- “One reason so few of us achieve what we truly want is we never direct our focus, we never concentrate our power. Most people dabble their way through life, never deciding to master anything in particular.” – Tony Robbins
As I was talking to my children about homeschooling with a focus on their strengths, my youngest, Jillian, who is nine, said, “I actually like to focus on my strengths rather than my weaknesses because (working with weaknesses) is slower and harder.”
Successful adults do not choose the slower, harder route. Why should we force our children onto that path?
Sensing that it’s fear keeping us focused on working with our children on their weaknesses, I asked my teenagers whether they thought I have done them a service or a disservice by freeing and empowering them to channel their time and energy into their own priorities.
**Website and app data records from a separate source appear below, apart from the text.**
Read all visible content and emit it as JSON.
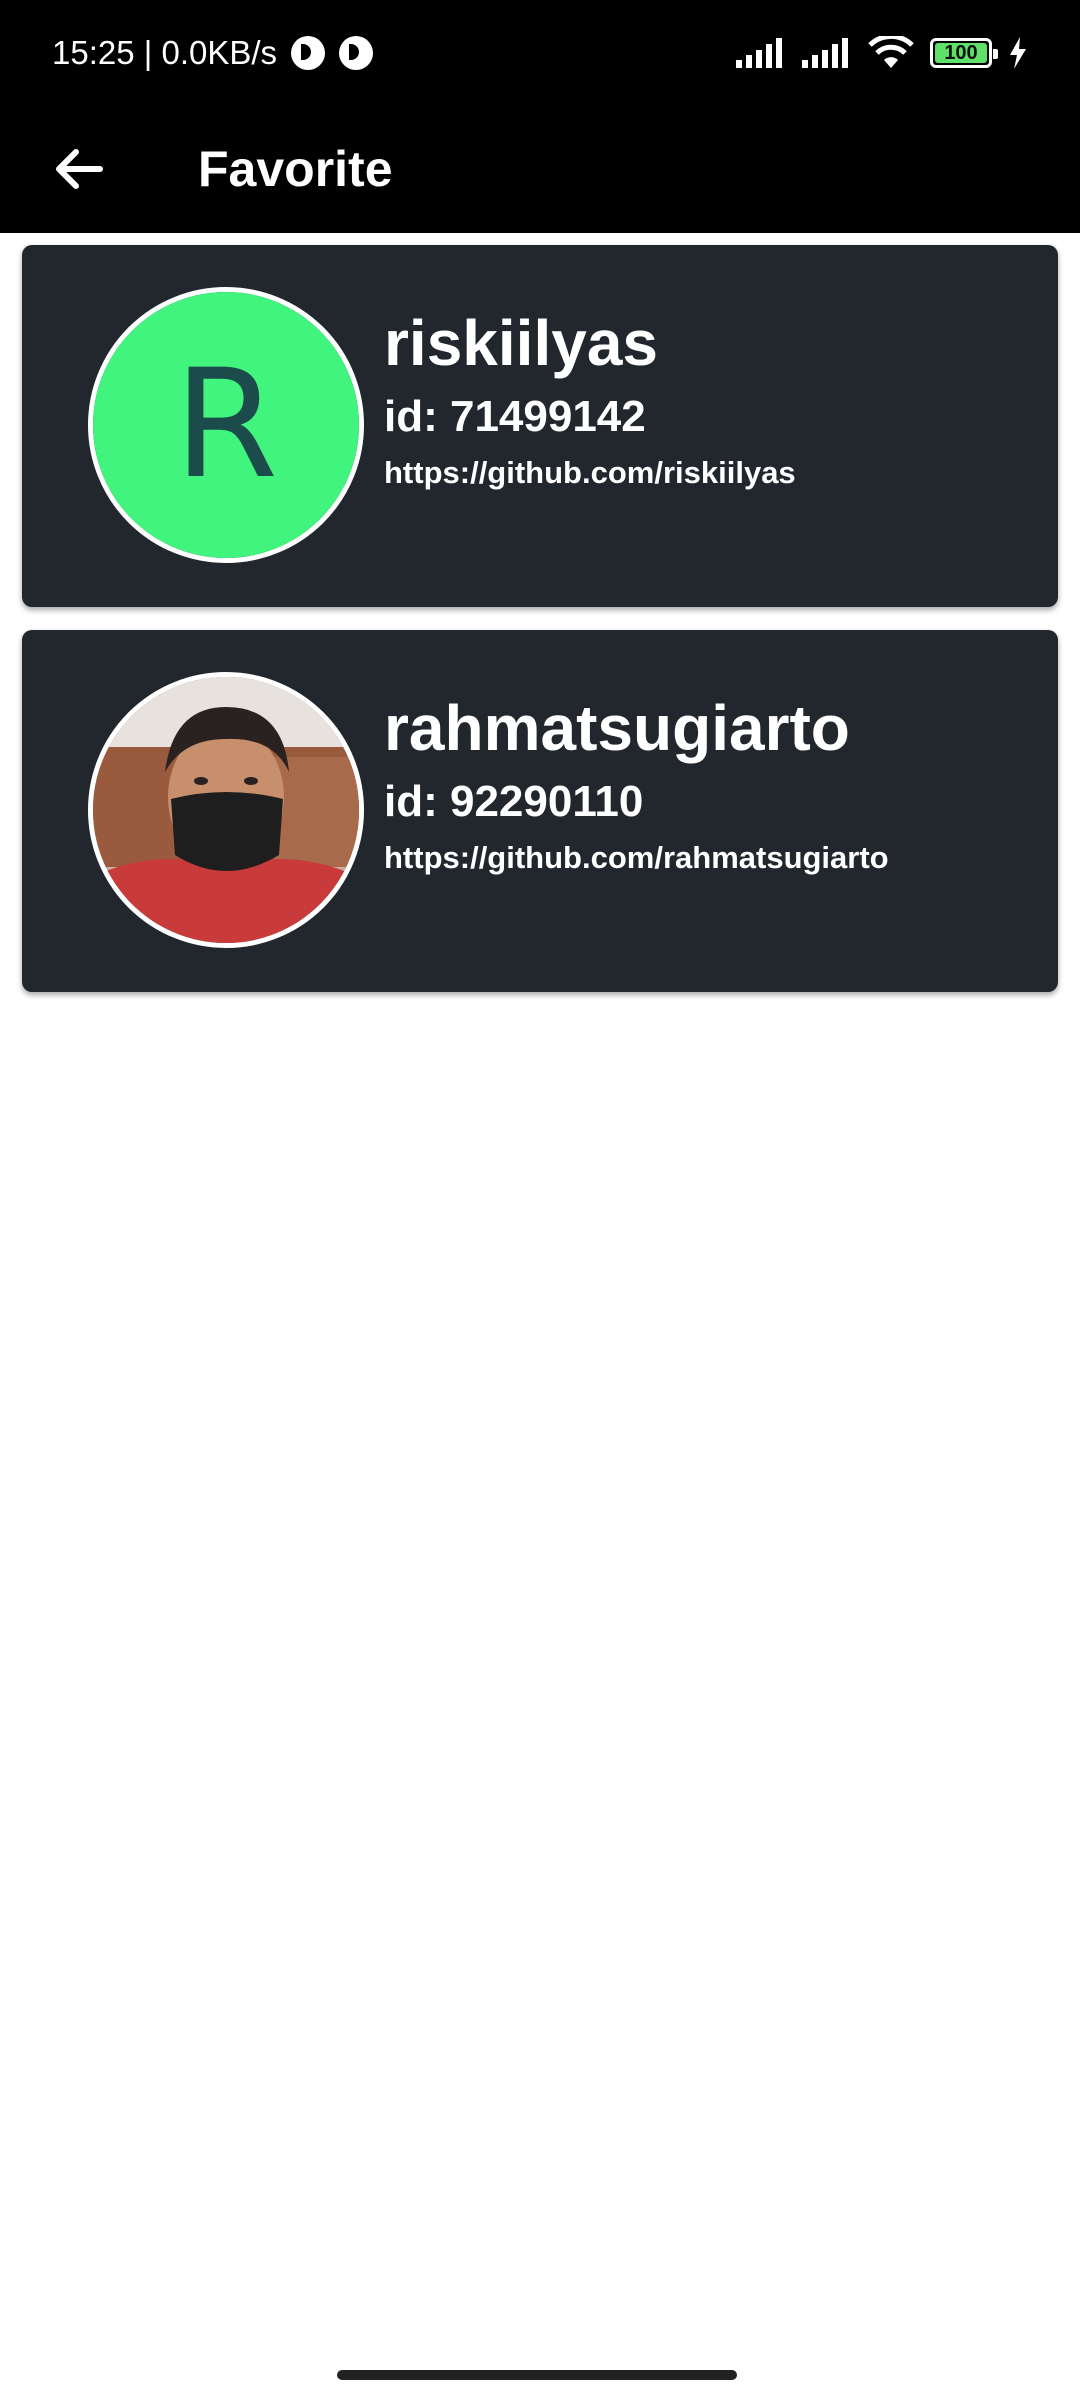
{
  "status_bar": {
    "time_speed": "15:25 | 0.0KB/s",
    "battery": "100",
    "icons": [
      "notification-icon",
      "notification-icon",
      "signal-icon",
      "signal-icon",
      "wifi-icon",
      "battery-icon",
      "charging-icon"
    ]
  },
  "app_bar": {
    "title": "Favorite",
    "back_icon": "arrow-back-icon"
  },
  "favorites": [
    {
      "avatar_type": "letter",
      "avatar_letter": "R",
      "avatar_color": "#40f47d",
      "username": "riskiilyas",
      "id": "id: 71499142",
      "url": "https://github.com/riskiilyas"
    },
    {
      "avatar_type": "photo",
      "username": "rahmatsugiarto",
      "id": "id: 92290110",
      "url": "https://github.com/rahmatsugiarto"
    }
  ],
  "colors": {
    "app_bar_bg": "#000000",
    "card_bg": "#22262d",
    "page_bg": "#ffffff",
    "avatar_green": "#40f47d"
  }
}
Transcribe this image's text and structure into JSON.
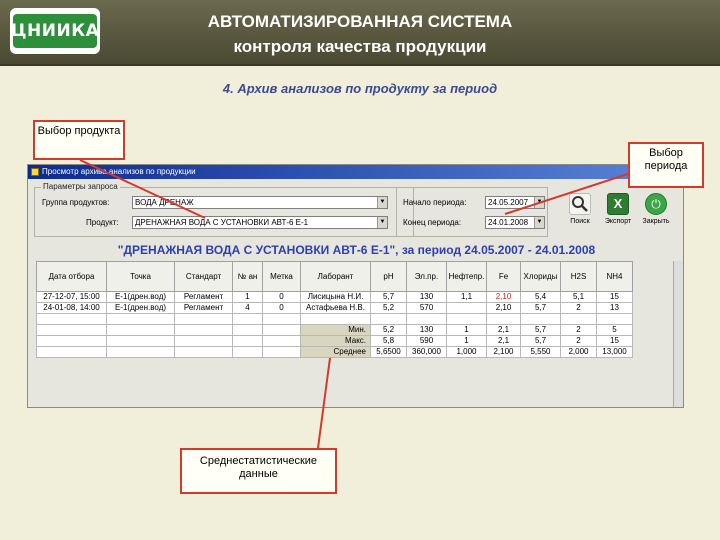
{
  "header": {
    "logo_text": "ЦНИИКА",
    "title_line1": "АВТОМАТИЗИРОВАННАЯ СИСТЕМА",
    "title_line2": "контроля качества продукции"
  },
  "subtitle": "4. Архив анализов по продукту за период",
  "callouts": {
    "product": "Выбор продукта",
    "period": "Выбор периода",
    "stats": "Среднестатистические данные"
  },
  "window": {
    "title": "Просмотр архива анализов по продукции",
    "params_legend": "Параметры запроса",
    "group_label": "Группа продуктов:",
    "group_value": "ВОДА ДРЕНАЖ",
    "product_label": "Продукт:",
    "product_value": "ДРЕНАЖНАЯ ВОДА С УСТАНОВКИ АВТ-6 Е-1",
    "start_label": "Начало периода:",
    "start_value": "24.05.2007",
    "end_label": "Конец периода:",
    "end_value": "24.01.2008",
    "buttons": {
      "search": "Поиск",
      "export": "Экспорт",
      "close": "Закрыть"
    },
    "selection_title": "\"ДРЕНАЖНАЯ ВОДА С УСТАНОВКИ АВТ-6 Е-1\", за период 24.05.2007 - 24.01.2008"
  },
  "table": {
    "headers": [
      "Дата отбора",
      "Точка",
      "Стандарт",
      "№ ан",
      "Метка",
      "Лаборант",
      "pH",
      "Эл.пр.",
      "Нефтепр.",
      "Fe",
      "Хлориды",
      "H2S",
      "NH4"
    ],
    "rows": [
      [
        "27-12-07, 15:00",
        "Е-1(дрен.вод)",
        "Регламент",
        "1",
        "0",
        "Лисицына Н.И.",
        "5,7",
        "130",
        "1,1",
        "2,10",
        "5,4",
        "5,1",
        "15"
      ],
      [
        "24-01-08, 14:00",
        "Е-1(дрен.вод)",
        "Регламент",
        "4",
        "0",
        "Астафьева Н.В.",
        "5,2",
        "570",
        "",
        "2,10",
        "5,7",
        "2",
        "13"
      ]
    ],
    "stats": [
      {
        "label": "Мин.",
        "values": [
          "5,2",
          "130",
          "1",
          "2,1",
          "5,7",
          "2",
          "5"
        ]
      },
      {
        "label": "Макс.",
        "values": [
          "5,8",
          "590",
          "1",
          "2,1",
          "5,7",
          "2",
          "15"
        ]
      },
      {
        "label": "Среднее",
        "values": [
          "5,6500",
          "360,000",
          "1,000",
          "2,100",
          "5,550",
          "2,000",
          "13,000"
        ]
      }
    ]
  },
  "colors": {
    "header_bg": "#5a5940",
    "accent_red": "#d5392b",
    "title_blue": "#2d3fae"
  }
}
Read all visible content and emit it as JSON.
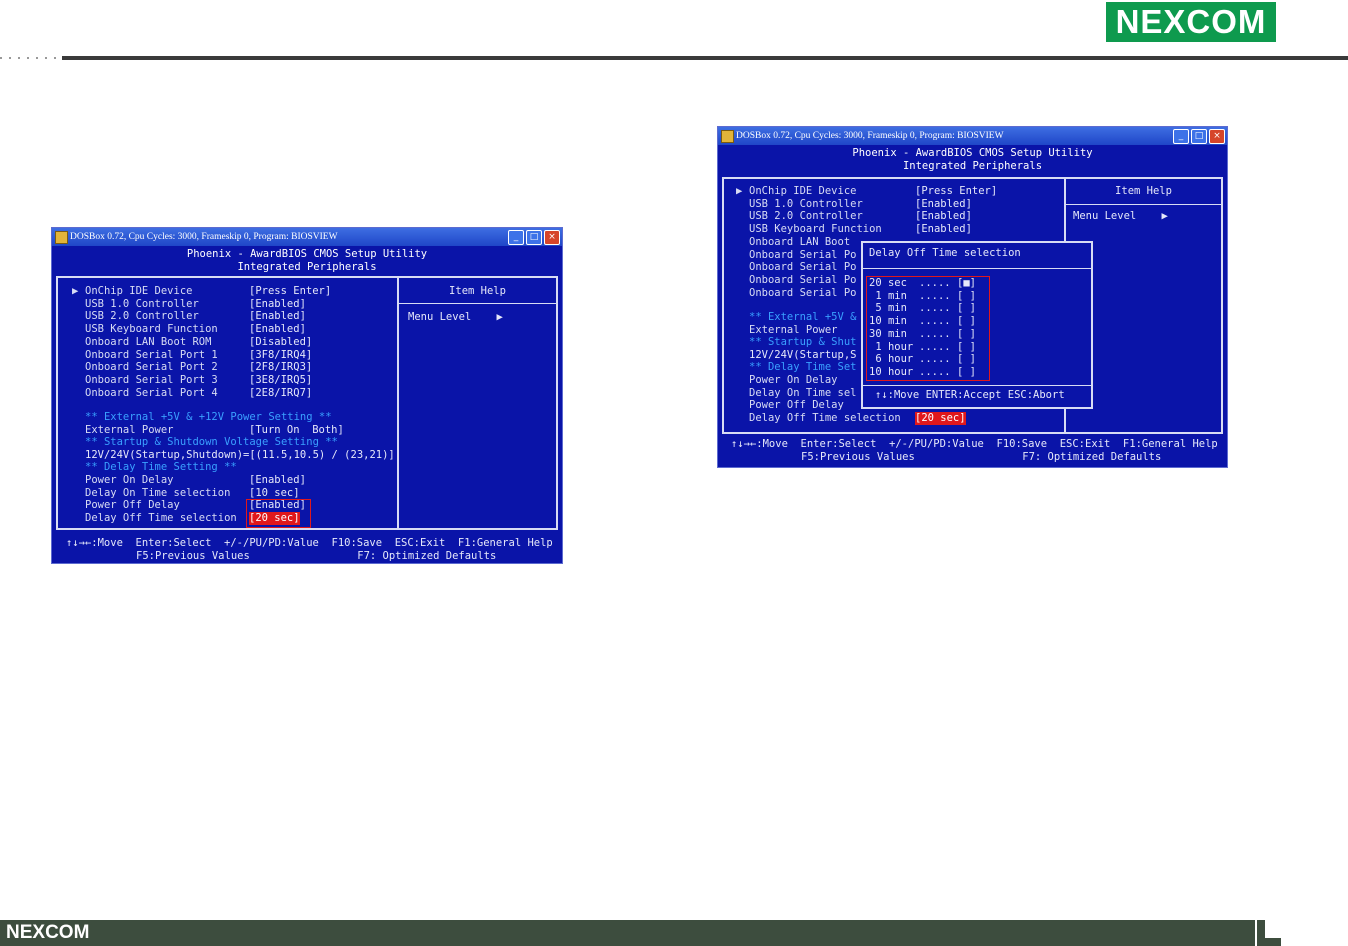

Jarrod said, “I absolutely think I’ve been better off because of the choices you’ve made and allowed me to make. By focusing on what I’m good at and what I enjoy, I’ve been able to make friends that I never would’ve been able to make otherwise. Connections that would not have been there.
“And I’ve been able to be exposed to different professional environments at a younger age, and get some good experience in those fields…By focusing on what was important to me at the time, I became more educated on that and that’s helped me refine my focus over time, which I think is more beneficial.
“Instead of exiting high school with a vague understanding of what I might want to do, and then going and sinking thousands of dollars into something and realizing maybe this isn’t the exact course of action for me, I was able to bypass a lot of that by exploring a lot of these opportunities earlier.”
Echoing her brother’s sentiment, Erica said, “I think you did me a service, partly because you’re putting the responsibility on me to make sure I get what I need to do done, and so that transfers over to when I’m on my own and you’re not here, I can still do those things.”
When your youngest child has no memories of homeschooling ever being “horrid,” and your other two tell you they believe the focus on their strengths has been an asset to them, you know why homeschooling is so awesome.
Becky Ogden is a married, momma of three who is passionate about self-directed learning and has always homeschooled her kids. She blogs at: www.selfdirectedhomeschooler.com, and hosts a Facebook group, The Self-Directed Homeschooler’s Hub, which you can join for more advice, support, and encouragement for self-directed learning.
Leave a Reply